It sounds bad, but it’s true. There are predators that prey on people during the holiday season.

Here are six tips to think about.

LOCK your car
Sounds easy, but it still needs to be said.

People forget to lock their doors all the time. How easy is it for a thief to try door handles while walking around a crowded parking lot? It’s very easy and that is why they do it.

Don’t leave your purse open in the shopping cart
I’m amazed how often I see this. How long does it take you to reach into your purse to get something out? Now think how fast a thief can do it when you’re not looking.

Don’t get distracted by a stranger
A stranger might distract you with questions. If that happens, there might be a partner lurking close by. They will seize the opportunity to steal something from you when you’re distracted.

Certain groups work in teams that are made up men, women and children. They’re good at what they do. They are betting you won’t suspect them and you’ll be ripped off before you know it.

Pay attention.

Don’t text in the parking lot
You can’t see the bad guy if your head is looking down while you text. You need to pay attention in the parking lot when you walk to your car.

Don’t make it easy for someone to rip you off because you weren’t paying attention. They’ll be gone before you know it.

There’s no LOL here. Only a 😦

UPS/Fed Ex boxes
Don’t forget the packages that were delivered to your porch. A thief could follow the UPS or Fed Ex truck and make their own pick up after the delivery is made.

Don’t leave boxes on the porch any longer than you have to. Have a neighbor, who is home during the day, get the boxes for you.
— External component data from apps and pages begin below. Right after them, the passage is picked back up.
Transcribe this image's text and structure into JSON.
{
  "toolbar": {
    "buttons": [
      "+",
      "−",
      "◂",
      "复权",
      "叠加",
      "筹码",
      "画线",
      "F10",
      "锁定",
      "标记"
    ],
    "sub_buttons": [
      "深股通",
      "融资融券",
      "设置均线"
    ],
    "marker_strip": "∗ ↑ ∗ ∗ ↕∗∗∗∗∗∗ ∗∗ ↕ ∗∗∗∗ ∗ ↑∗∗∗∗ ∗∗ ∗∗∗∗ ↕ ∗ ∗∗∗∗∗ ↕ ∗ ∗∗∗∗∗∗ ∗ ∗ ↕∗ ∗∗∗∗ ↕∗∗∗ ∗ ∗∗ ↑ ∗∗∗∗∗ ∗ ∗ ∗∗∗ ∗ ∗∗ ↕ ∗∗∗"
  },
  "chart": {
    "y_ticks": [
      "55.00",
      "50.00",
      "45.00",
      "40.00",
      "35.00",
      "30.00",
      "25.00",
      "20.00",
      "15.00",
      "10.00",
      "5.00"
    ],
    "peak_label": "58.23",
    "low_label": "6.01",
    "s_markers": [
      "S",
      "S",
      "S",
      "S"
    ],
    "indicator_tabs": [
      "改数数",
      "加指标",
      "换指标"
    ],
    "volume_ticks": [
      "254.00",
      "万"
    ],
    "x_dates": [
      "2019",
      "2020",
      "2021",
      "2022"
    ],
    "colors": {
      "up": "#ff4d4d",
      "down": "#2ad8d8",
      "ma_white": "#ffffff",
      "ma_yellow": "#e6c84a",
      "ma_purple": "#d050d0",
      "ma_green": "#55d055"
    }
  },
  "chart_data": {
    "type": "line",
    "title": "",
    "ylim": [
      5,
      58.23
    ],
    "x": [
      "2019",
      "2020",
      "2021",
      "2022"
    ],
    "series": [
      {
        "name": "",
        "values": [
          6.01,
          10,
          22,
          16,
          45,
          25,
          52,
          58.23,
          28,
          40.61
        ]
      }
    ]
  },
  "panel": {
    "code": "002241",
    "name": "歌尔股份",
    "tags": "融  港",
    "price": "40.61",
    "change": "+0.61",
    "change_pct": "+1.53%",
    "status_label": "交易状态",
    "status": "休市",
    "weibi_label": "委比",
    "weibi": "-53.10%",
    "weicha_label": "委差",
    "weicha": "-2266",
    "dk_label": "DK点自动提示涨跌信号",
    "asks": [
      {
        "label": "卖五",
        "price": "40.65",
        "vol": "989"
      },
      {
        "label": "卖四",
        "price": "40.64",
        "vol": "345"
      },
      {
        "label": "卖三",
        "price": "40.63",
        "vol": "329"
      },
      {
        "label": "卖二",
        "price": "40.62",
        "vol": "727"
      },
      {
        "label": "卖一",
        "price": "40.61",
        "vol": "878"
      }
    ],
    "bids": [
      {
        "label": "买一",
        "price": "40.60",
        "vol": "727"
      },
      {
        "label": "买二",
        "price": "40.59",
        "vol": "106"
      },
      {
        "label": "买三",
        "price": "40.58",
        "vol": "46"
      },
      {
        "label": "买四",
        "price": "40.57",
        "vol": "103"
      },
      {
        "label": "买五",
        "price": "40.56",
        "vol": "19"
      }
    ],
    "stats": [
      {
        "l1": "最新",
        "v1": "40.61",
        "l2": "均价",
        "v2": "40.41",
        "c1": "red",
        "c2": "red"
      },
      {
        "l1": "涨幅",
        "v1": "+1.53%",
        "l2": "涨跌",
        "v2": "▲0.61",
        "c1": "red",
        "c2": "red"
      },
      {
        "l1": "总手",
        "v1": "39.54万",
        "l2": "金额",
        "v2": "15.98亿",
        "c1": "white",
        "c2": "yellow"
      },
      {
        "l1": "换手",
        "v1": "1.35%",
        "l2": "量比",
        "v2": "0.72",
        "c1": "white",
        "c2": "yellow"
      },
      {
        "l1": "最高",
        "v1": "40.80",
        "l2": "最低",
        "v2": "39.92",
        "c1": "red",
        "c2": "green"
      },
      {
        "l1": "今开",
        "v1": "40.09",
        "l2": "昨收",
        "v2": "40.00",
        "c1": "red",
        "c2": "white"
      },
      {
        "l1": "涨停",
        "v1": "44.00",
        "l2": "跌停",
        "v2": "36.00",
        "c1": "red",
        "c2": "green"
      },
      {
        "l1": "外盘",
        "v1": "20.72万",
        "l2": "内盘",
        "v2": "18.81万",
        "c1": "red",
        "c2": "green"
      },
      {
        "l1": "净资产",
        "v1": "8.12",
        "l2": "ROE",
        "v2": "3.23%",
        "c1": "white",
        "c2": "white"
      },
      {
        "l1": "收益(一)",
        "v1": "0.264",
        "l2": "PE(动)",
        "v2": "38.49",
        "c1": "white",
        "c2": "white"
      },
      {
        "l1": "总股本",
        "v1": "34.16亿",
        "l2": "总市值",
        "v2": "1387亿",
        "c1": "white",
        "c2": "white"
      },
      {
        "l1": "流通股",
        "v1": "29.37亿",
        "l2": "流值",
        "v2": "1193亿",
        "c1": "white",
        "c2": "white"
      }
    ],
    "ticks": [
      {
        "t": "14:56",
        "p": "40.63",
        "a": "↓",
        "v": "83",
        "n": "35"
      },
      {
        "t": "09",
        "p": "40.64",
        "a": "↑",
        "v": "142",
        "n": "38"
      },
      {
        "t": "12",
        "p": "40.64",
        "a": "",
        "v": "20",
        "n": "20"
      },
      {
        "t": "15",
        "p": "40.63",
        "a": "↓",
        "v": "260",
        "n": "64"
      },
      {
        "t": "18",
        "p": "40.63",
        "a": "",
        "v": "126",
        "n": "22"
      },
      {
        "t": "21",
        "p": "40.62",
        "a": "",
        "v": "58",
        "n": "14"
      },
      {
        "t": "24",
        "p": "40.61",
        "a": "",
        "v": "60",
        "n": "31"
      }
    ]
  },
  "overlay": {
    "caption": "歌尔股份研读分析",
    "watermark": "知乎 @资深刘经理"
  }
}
Hide your things
Common sense says don’t leave valuables in plain sight in the car. The problem is people continue to do it. Afterward, they wonder why the car window was smashed and their valuables were stolen.
Just a few things to think about. Don’t be a victim this holiday season.